Walking the Plank
The Surge Against Drugs, a Tale of Fiscal Responsibility:
Here's an earlier Slate piece by Ryan Grim on the federal government's ad campaign against marijuana use, which began in 1998 and has cost over $1.4 billion so far. A study by the government on the campaign's effectiveness, finished in early 2005, found that "greater exposure to the campaign was associated with weaker anti-drug norms and increases in the perceptions that others use marijuana."
So the ads were actually encouraging some teens to use drugs. The White House, however, suppressed the report for a year and a half while continuing to spend an additional $220 million on those very same ads. Now they want even more money--a 31 percent increase in funding.
Forget the war, I just spotted a Clinton!
A fair enough question. . . . [But!] According to the editorial, of the six candidates they've asked about bundlers, three have declined to respond and one has basically said that he's not planning to release the names. Yet the headline, subhed, and entire first half of the editorial focus exclusively on Clinton.
The lead editorial in [The Washington Post] is titled "Sen. Clinton's Bundles: Who are the big-money fundraisers underwriting her campaign?" It begins by describing a recent large-donor event and asking "What are the candidate's plans to release the names of her big bundlers? ... So far--though we've been putting this question to the Clinton campaign since last Friday by telephone and by email--we haven't gotten an answer."
Covering Politics Objectively: A Primer
The weirdest emerging theme, as seen in the lede of this AP story, is the implication that having money and a fancy house somehow exists in tension with Edwards's concentration on poverty in America. To the contrary, I say.

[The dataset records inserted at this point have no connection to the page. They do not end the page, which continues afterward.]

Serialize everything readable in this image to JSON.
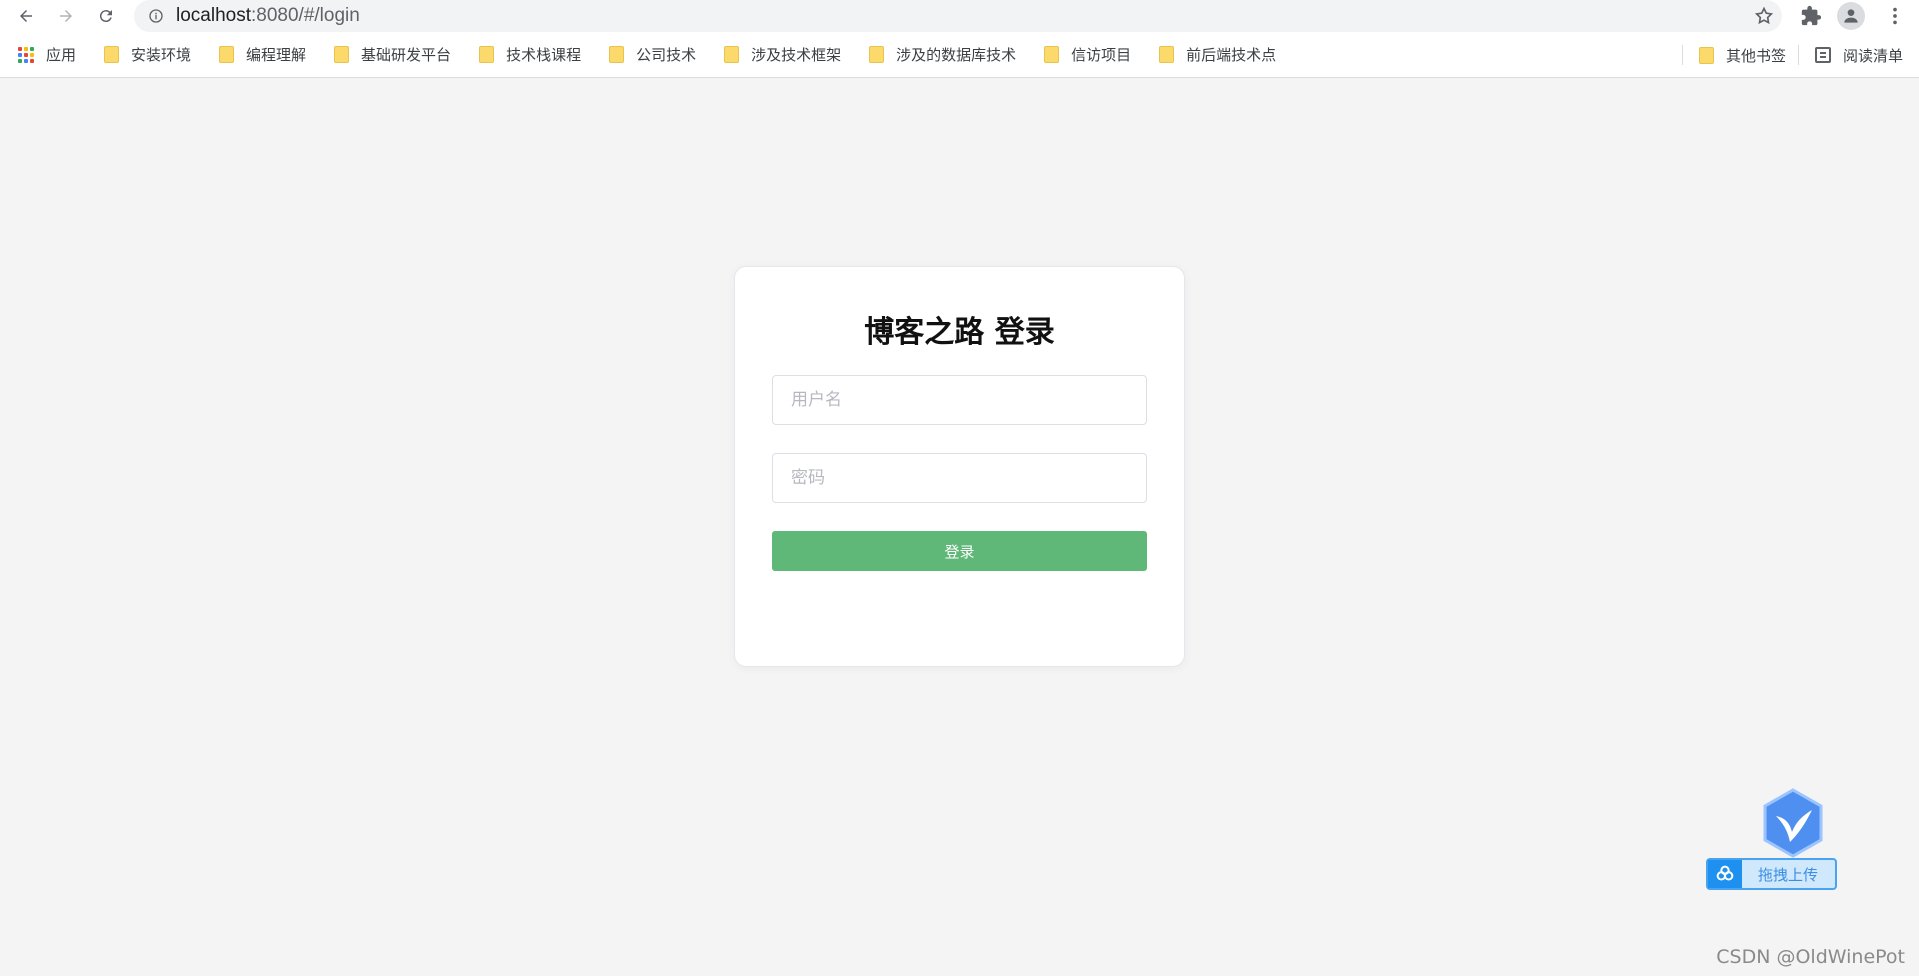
{
  "browser": {
    "url_host": "localhost",
    "url_rest": ":8080/#/login"
  },
  "bookmarks": {
    "apps_label": "应用",
    "items": [
      "安装环境",
      "编程理解",
      "基础研发平台",
      "技术栈课程",
      "公司技术",
      "涉及技术框架",
      "涉及的数据库技术",
      "信访项目",
      "前后端技术点"
    ],
    "other_label": "其他书签",
    "reading_list_label": "阅读清单"
  },
  "login": {
    "title": "博客之路 登录",
    "username_placeholder": "用户名",
    "password_placeholder": "密码",
    "submit_label": "登录"
  },
  "upload_widget": {
    "label": "拖拽上传"
  },
  "watermark": "CSDN @OldWinePot",
  "colors": {
    "button_green": "#5fb878",
    "background": "#f4f4f4",
    "folder_yellow": "#fbd96a"
  }
}
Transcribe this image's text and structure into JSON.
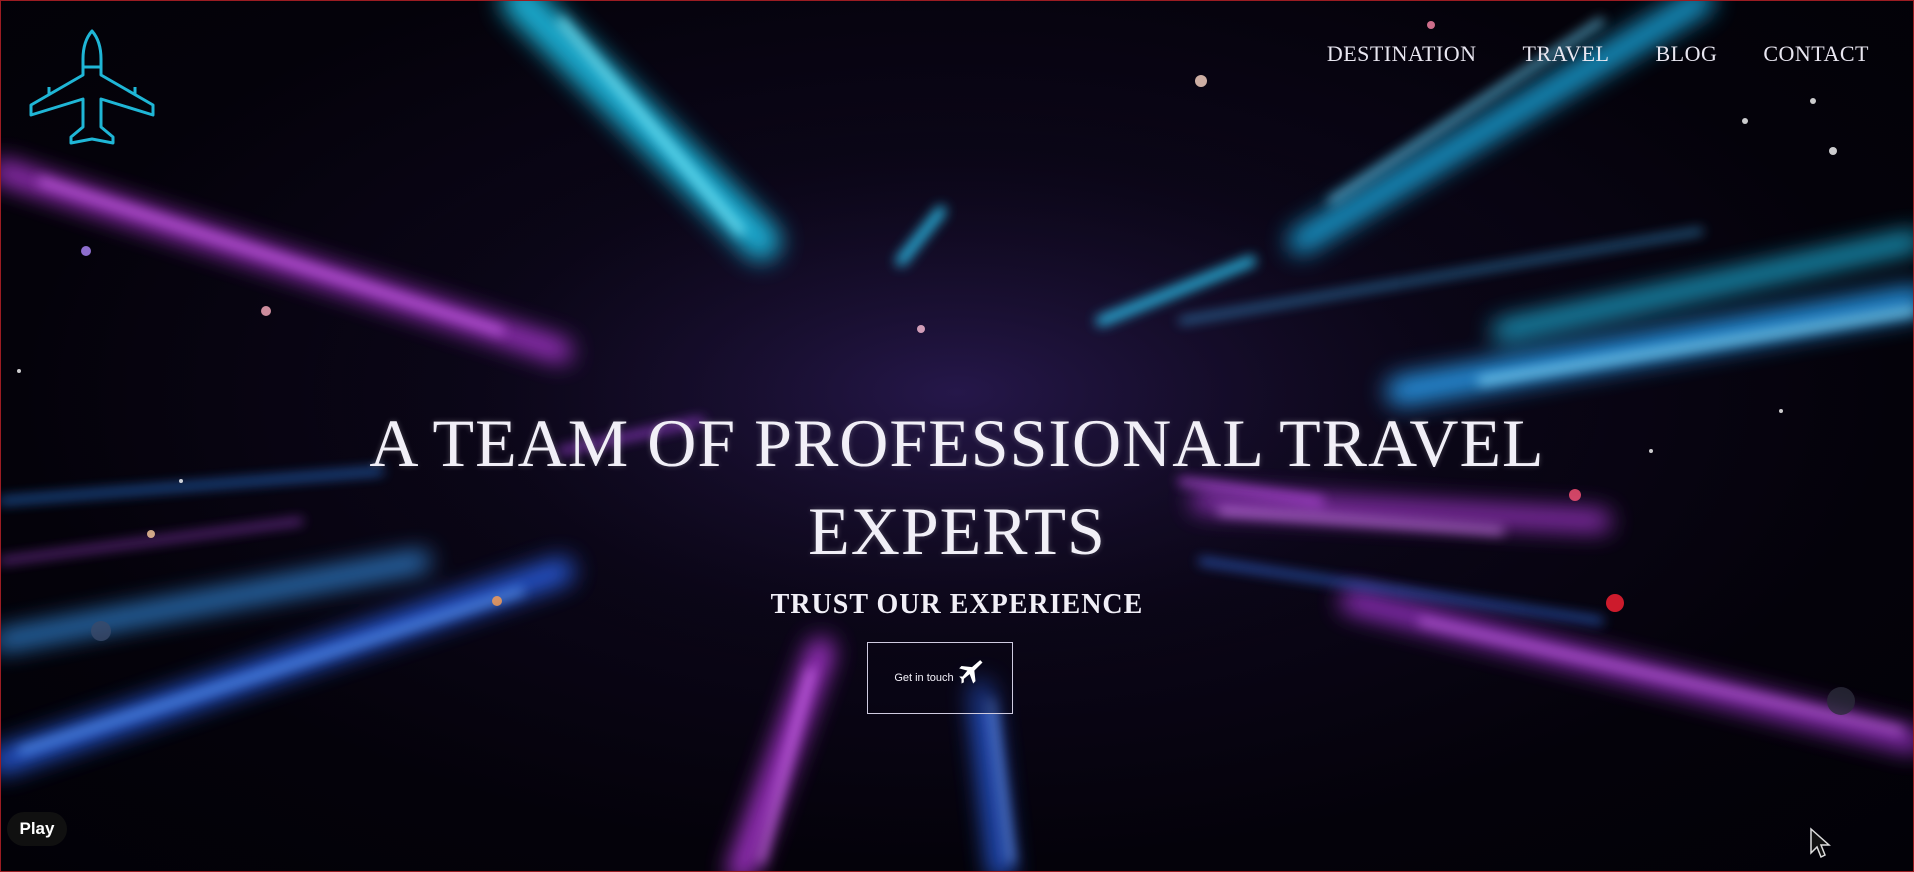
{
  "logo": {
    "icon": "airplane-icon",
    "color": "#1fb6d6"
  },
  "nav": {
    "items": [
      "DESTINATION",
      "TRAVEL",
      "BLOG",
      "CONTACT"
    ]
  },
  "hero": {
    "title": "A TEAM OF PROFESSIONAL TRAVEL EXPERTS",
    "subtitle": "TRUST OUR EXPERIENCE",
    "cta_label": "Get in touch",
    "cta_icon": "plane-icon"
  },
  "video": {
    "play_label": "Play"
  },
  "colors": {
    "text": "#f1eff7",
    "accent_cyan": "#1fb6d6",
    "accent_magenta": "#c43cf0",
    "accent_blue": "#2d6bff",
    "frame_border": "#9b1c22"
  }
}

If only every millionaire with a mansion in the Hamptons or Malibu gave more of a damn about poverty, and less about tax cuts or the availability of a good helicopter pilot, we might make some progress towards eliminating the American underclass. . . . On a related note, as I've mentioned before: George W. Bush owns more than $13,000 worth of mountain bikes.
And Something Sweet to Wash It Down:
On Time's new blog, Swampland, D.C. Bureau Chief Jay Carney posted a pre-assessment of the State of the Union address comparing President Bush's political position to Bill Clinton's in January of 1995. Like Bush, "President Clinton was in free fall. ... His approval ratings were mired in the 30's, and seemed unlikely to rise."
Moments later, a writer identifying himself as "TomT" pointed out an error in Carney's "nut graf" that would have earned a failing grade for a first-year journalism major: "Clinton's approval rating in January [of 1995] was 47 percent. It was not mired in the 30s." At 9:12, the blogger Atrios, also known as Duncan Black, alerted his readers to the gaffe, and they descended on the Time blog like locusts--and, to mix the Biblical metaphor, served Jay Carney's head up on a charger.And there you have it. The Republican leadership is still incompetent, the press is still hostile to Democrats and especially Clintons, but maybe the blogs will continue to grow in relevance and influence. Considering how much ink TNR has spilled ridiculing blogs and bloggers (like the hubristic and cringe-inducing 'blogofascist' piece from just last August), this is overdue-- and recommended reading.